The phrase "similar acts" appears in the pattern criminal jury instruction on flight. Its use was approved in Lester v. State, 155 Ga. 882, 885 ( 118 S.E. 674) (1923). See also Hill v. State, 237 Ga. 610 ( 229 S.E.2d 419) (1976) and cits. In the absence of request, the court's failure to define the meaning of terms used in the charge is not ordinarily ground for reversal. See Fountain v. State, 207 Ga. 144 (2) ( 60 S.E.2d 433) (1950); Pound v. State, 180 Ga. 83 (4) ( 178 S.E. 291) (1934); Marshman v. State, 88 Ga. App. 250 (d) ( 76 S.E.2d 443) (1953); Farr v. State, 83 Ga. App. 855 (5) ( 65 S.E.2d 270) (1951); Gaither v. State, 63 Ga. App. 414, 416 ( 11 S.E.2d 254) (1940).
The meaning of the phrase "similar acts," although necessarily somewhat inexact, is not so obscure as to require definition absent a request, and the trial court did not err in failing to define that phrase.
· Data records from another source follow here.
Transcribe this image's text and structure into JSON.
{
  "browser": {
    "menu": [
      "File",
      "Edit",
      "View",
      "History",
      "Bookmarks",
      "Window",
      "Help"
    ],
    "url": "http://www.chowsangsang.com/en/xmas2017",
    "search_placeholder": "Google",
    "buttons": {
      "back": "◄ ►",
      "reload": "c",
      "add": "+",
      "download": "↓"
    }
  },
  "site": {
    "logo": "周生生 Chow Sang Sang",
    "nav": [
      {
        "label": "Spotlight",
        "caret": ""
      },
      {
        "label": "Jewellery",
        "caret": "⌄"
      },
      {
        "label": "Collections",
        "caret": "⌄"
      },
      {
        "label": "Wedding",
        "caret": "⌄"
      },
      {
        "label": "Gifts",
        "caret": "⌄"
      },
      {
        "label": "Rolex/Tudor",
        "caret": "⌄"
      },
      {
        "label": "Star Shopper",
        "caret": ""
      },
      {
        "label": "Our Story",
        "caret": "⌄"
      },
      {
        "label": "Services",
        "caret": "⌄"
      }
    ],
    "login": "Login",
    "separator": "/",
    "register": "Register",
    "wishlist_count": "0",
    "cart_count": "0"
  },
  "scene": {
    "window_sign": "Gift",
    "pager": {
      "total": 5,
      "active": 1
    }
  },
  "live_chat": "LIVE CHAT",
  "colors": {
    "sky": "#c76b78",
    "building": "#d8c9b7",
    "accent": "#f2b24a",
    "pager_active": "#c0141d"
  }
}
6. Sentence review: In our sentence review we have considered the aggravating circumstance found by the jury and the evidence concerning the crime introduced in court. We have reviewed the sentence as required by Ga. L. 1973, p. 159 et seq. (Code Ann. § 27-2537 (c) (1-3)), as we have in each case involving a death penalty under this statute. We conclude that the sentence of death imposed on Horace William Dix was not imposed under the influence of passion, prejudice or any other arbitrary factor.
The jury found as a statutory aggravating circumstance that the offense of murder was outrageously and wantonly vile in that it involved torture to the victim (Code Ann. § 27-2534.1 (b) (7)), and the evidence supports the jury's finding. See Harris v. State, 237 Ga. 718 (1976), for a discussion of the constitutionality of this statutory aggravating circumstance.
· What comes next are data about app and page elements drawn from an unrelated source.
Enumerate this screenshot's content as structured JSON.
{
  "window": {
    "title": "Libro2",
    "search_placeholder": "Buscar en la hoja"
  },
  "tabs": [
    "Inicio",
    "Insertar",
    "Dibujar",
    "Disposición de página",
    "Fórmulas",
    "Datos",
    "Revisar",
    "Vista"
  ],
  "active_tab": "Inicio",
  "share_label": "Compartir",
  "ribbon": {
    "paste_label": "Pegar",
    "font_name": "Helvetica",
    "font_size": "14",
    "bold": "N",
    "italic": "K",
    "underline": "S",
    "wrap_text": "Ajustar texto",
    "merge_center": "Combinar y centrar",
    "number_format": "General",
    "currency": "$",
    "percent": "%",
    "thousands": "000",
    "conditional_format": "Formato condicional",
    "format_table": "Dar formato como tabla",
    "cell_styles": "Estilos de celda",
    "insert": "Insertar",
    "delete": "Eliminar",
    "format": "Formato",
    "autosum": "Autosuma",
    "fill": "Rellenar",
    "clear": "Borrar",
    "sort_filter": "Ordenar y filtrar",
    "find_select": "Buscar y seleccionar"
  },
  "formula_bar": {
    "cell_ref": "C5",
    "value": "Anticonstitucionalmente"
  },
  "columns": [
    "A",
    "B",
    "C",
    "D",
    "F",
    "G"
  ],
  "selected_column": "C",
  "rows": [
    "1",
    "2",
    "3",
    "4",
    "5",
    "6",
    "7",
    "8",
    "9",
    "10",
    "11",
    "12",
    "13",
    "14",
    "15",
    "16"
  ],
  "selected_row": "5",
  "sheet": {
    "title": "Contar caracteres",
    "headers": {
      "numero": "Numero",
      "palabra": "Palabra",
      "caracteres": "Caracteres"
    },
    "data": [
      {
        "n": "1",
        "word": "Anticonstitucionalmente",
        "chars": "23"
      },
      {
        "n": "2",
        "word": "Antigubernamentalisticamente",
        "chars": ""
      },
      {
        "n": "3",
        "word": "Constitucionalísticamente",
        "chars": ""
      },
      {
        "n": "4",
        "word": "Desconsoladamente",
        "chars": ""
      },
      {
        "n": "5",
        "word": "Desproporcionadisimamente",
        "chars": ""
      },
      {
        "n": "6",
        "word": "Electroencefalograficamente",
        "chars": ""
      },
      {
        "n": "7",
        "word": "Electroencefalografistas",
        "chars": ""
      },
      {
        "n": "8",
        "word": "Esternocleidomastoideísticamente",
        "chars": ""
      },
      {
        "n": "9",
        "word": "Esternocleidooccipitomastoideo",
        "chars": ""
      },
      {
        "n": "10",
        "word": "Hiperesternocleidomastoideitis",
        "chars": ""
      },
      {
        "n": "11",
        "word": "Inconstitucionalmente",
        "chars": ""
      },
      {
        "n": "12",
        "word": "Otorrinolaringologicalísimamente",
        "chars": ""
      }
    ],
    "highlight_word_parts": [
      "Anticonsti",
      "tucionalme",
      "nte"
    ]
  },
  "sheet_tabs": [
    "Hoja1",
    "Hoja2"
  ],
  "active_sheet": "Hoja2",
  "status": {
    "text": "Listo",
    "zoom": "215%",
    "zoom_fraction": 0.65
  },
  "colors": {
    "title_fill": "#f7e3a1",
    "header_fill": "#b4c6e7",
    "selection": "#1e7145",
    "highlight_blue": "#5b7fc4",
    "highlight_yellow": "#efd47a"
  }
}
Although lesser sentences than death are frequently imposed in domestic murder cases, it does not follow that the death penalty would not be authorized for murder of one spouse by another under any circumstances. The statute does not forbid imposition of the death penalty upon marital murderers; it merely requires that statutory aggravating circumstances exist. They exist here. The evidence showed that the victim was deliberately and methodically tortured by being cut and carved as well as strangled before being put to death. The fact that this couple had been married does not prevent imposition of the death penalty. See Smith v. State, 236 Ga. 12 ( 222 S.E.2d 308) (1976).
We have compared the evidence and sentence in this case with similar cases contained in the appendix attached to this opinion. See particularly House v. State, 232 Ga. 140 ( 205 S.E.2d 217) (1974); McCorquodale v. State, 233 Ga. 369 ( 211 S.E.2d 577) (1974); Harris v. State, 237 Ga. 718, supra, and Hill v. State, 237 Ga. 610, supra. Horace William Dix' sentence to death for murder is not excessive or disproportionate to the penalty imposed in similar cases considering both the crime and the defendant.
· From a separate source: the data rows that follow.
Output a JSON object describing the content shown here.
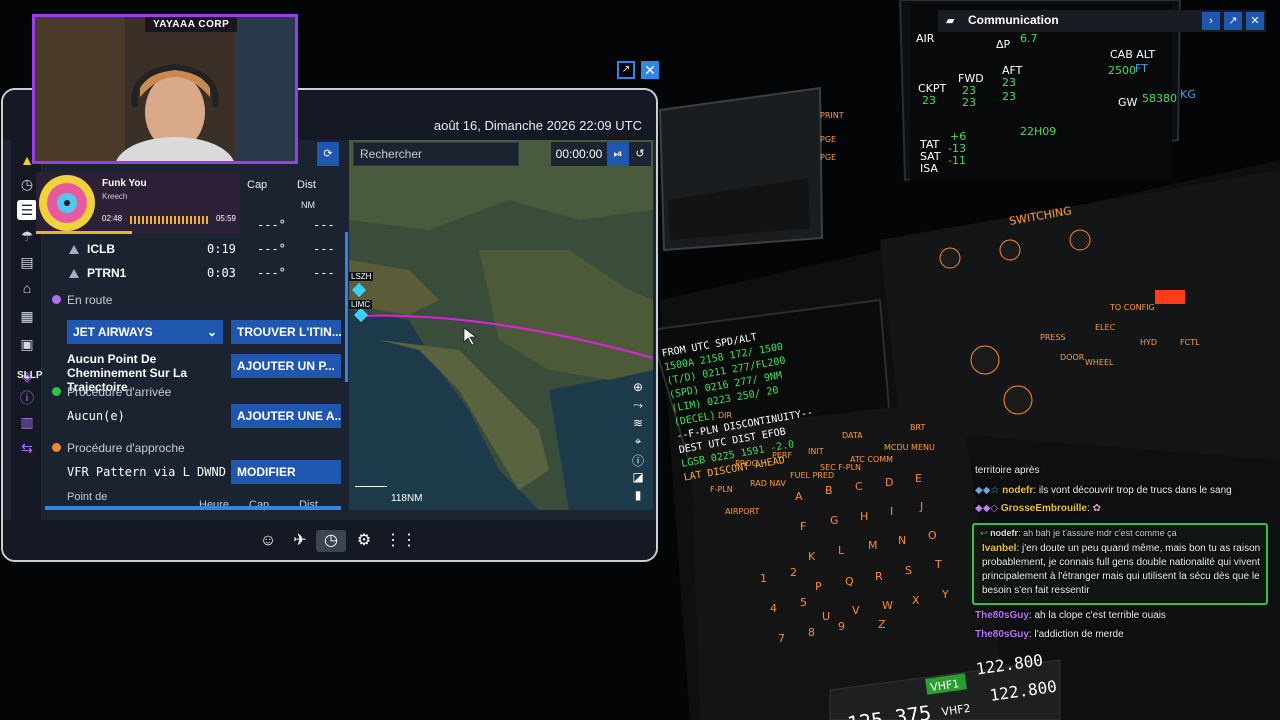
{
  "webcam": {
    "title": "YAYAAA CORP"
  },
  "music": {
    "title": "Funk You",
    "artist": "Kreech",
    "current": "02:48",
    "total": "05:59",
    "progress": 0.47
  },
  "tablet": {
    "datetime": "août 16, Dimanche 2026 22:09 UTC",
    "sidebar_label": "SLLP",
    "columns": {
      "cap": "Cap",
      "dist": "Dist",
      "dist_unit": "NM"
    },
    "first_row": {
      "cap": "---°",
      "dist": "---"
    },
    "waypoints": [
      {
        "ident": "ICLB",
        "time": "0:19",
        "cap": "---°",
        "dist": "---"
      },
      {
        "ident": "PTRN1",
        "time": "0:03",
        "cap": "---°",
        "dist": "---"
      }
    ],
    "en_route": {
      "label": "En route",
      "airway": "JET AIRWAYS",
      "find_route": "TROUVER L'ITIN...",
      "no_waypoint": "Aucun Point De Cheminement Sur La Trajectoire",
      "add_waypoint": "AJOUTER UN P..."
    },
    "arrival": {
      "label": "Procédure d'arrivée",
      "value": "Aucun(e)",
      "add": "AJOUTER UNE A..."
    },
    "approach": {
      "label": "Procédure d'approche",
      "value": "VFR Pattern via L DWND",
      "modify": "MODIFIER"
    },
    "footer_cols": {
      "point": "Point de",
      "heure": "Heure",
      "cap": "Cap",
      "dist": "Dist"
    },
    "search_placeholder": "Rechercher",
    "timer": "00:00:00",
    "map": {
      "label_lszh": "LSZH",
      "label_limc": "LIMC",
      "scale": "118NM"
    }
  },
  "communication": {
    "title": "Communication"
  },
  "chat": [
    {
      "user": "",
      "text": "territoire après",
      "user_color": "#ffffff"
    },
    {
      "user": "nodefr",
      "text": "ils vont découvrir trop de trucs dans le sang",
      "user_color": "#f0c030"
    },
    {
      "user": "GrosseEmbrouille",
      "text": "",
      "user_color": "#f0c030"
    },
    {
      "user": "nodefr",
      "text": "ah bah je t'assure mdr c'est comme ça",
      "user_color": "#ffffff"
    },
    {
      "user": "Ivanbel",
      "text": "j'en doute un peu quand même, mais bon tu as raison probablement, je connais full gens double nationalité qui vivent principalement à l'étranger mais qui utilisent la sécu dès que le besoin s'en fait ressentir",
      "user_color": "#f0c030"
    },
    {
      "user": "The80sGuy",
      "text": "ah la clope c'est terrible ouais",
      "user_color": "#c070ff"
    },
    {
      "user": "The80sGuy",
      "text": "l'addiction de merde",
      "user_color": "#c070ff"
    }
  ],
  "cockpit": {
    "mcdu_lines": [
      "FROM    UTC  SPD/ALT",
      "1500A   2158  172/ 1500",
      "(T/D)   0211  277/FL200",
      "(SPD)   0216  277/ 9NM",
      "(LIM)   0223  250/ 20",
      "(DECEL)",
      "--F-PLN DISCONTINUITY--",
      "DEST    UTC  DIST  EFOB",
      "LGSB    0225  1591  -2.0",
      "LAT DISCONT AHEAD"
    ],
    "ecam": {
      "air": "AIR",
      "dp": "ΔP",
      "dp_val": "6.7",
      "cab_alt": "CAB ALT",
      "cab_alt_val": "2500",
      "ft": "FT",
      "ckpt": "CKPT",
      "ckpt_val": "23",
      "fwd": "FWD",
      "fwd_val": "23",
      "fwd_val2": "23",
      "aft": "AFT",
      "aft_val": "23",
      "aft_val2": "23",
      "tat": "TAT",
      "tat_val": "+6",
      "sat": "SAT",
      "sat_val": "-13",
      "isa": "ISA",
      "isa_val": "-11",
      "time": "22H09",
      "gw": "GW",
      "gw_val": "58380",
      "kg": "KG"
    },
    "radio": {
      "active": "125.375",
      "vhf1": "VHF1",
      "vhf2": "VHF2",
      "standby1": "122.800",
      "standby2": "122.800"
    },
    "keys": [
      "DIR",
      "PROG",
      "PERF",
      "INIT",
      "DATA",
      "F-PLN",
      "RAD NAV",
      "FUEL PRED",
      "SEC F-PLN",
      "ATC COMM",
      "MCDU MENU",
      "AIRPORT"
    ],
    "switching": "SWITCHING"
  }
}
Judgment affirmed. All the Justices concur, except Ingram, J., who concurs in the judgment only, and Gunter, J., who dissents.
ARGUED SEPTEMBER 20, 1976 — DECIDED JANUARY 4, 1977 — REHEARING DENIED JANUARY 27, 1977.
Similar cases considered by the court: House v. State, 232 Ga. 140 ( 205 S.E.2d 217) (1974); Gregg v. State, 233 Ga. 117 ( 210 S.E.2d 659) (1974); McCorquodale v. State, 233 Ga. 369 ( 211 S.E.2d 577) (1974); Floyd v. State, 233 Ga. 280 ( 210 S.E.2d 810) (1974); Stack v. State, 234 Ga. 19 ( 214 S.E.2d 514) (1975); Owens v. State, 233 Ga. 869 ( 214 S.E.2d 173) (1975); Prevatte v. State, 233 Ga. 929 ( 214 S.E.2d 365) (1975); Jordan v. State, 233 Ga. 929 ( 214 S.E.2d 365) (1975); Jarrell v. State, 234 Ga. 410 ( 216 S.E.2d 258) (1975); Tamplin v. State, 235 Ga. 20 ( 218 S.E.2d 779) (1975); s. c., 235 Ga. 774 ( 221 S.E.2d 455) (1975); Barrow v. State, 235 Ga. 635 ( 221 S.E.2d 416) (1975); Spencer v. State, 236 Ga. 697 ( 224 S.E.2d 910) (1976); Davis v. State, 236 Ga. 804 ( 225 S.E.2d 241) (1976); Birt v. State, 236 Ga. 815 ( 225 S.E.2d 248) (1976); Banks v. State, 237 Ga. 325 ( 227 S.E.2d 380) (1976); Harris v. State, 237 Ga. 718 (1976); Hill v. State, 237 Ga. 610 ( 229 S.E.2d 419) (1976).